**DATASET ENTRIES**
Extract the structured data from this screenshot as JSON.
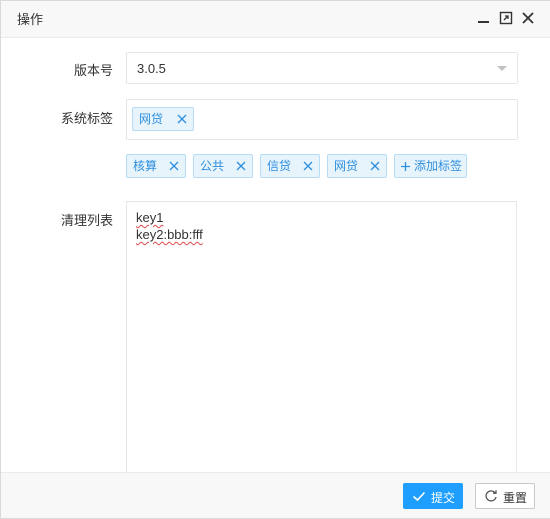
{
  "dialog": {
    "title": "操作",
    "icons": [
      "minimize-icon",
      "maximize-icon",
      "close-icon"
    ]
  },
  "form": {
    "version": {
      "label": "版本号",
      "value": "3.0.5"
    },
    "system_tags": {
      "label": "系统标签",
      "selected": [
        {
          "label": "网贷"
        }
      ]
    },
    "available_tags": [
      {
        "label": "核算"
      },
      {
        "label": "公共"
      },
      {
        "label": "信贷"
      },
      {
        "label": "网贷"
      }
    ],
    "add_tag_label": "添加标签",
    "clear_list": {
      "label": "清理列表",
      "lines": [
        "key1",
        "key2:bbb:fff"
      ]
    }
  },
  "footer": {
    "submit_label": "提交",
    "reset_label": "重置"
  },
  "colors": {
    "primary": "#1e9fff",
    "tag_text": "#2f8fde",
    "tag_bg": "#e8f4fc"
  }
}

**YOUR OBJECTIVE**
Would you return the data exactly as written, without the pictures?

**ANSWER FOR THE TASK**
Extract the structured data from this screenshot as JSON.
{
  "dialog": {
    "title": "操作",
    "icons": [
      "minimize-icon",
      "maximize-icon",
      "close-icon"
    ]
  },
  "form": {
    "version": {
      "label": "版本号",
      "value": "3.0.5"
    },
    "system_tags": {
      "label": "系统标签",
      "selected": [
        {
          "label": "网贷"
        }
      ]
    },
    "available_tags": [
      {
        "label": "核算"
      },
      {
        "label": "公共"
      },
      {
        "label": "信贷"
      },
      {
        "label": "网贷"
      }
    ],
    "add_tag_label": "添加标签",
    "clear_list": {
      "label": "清理列表",
      "lines": [
        "key1",
        "key2:bbb:fff"
      ]
    }
  },
  "footer": {
    "submit_label": "提交",
    "reset_label": "重置"
  },
  "colors": {
    "primary": "#1e9fff",
    "tag_text": "#2f8fde",
    "tag_bg": "#e8f4fc"
  }
}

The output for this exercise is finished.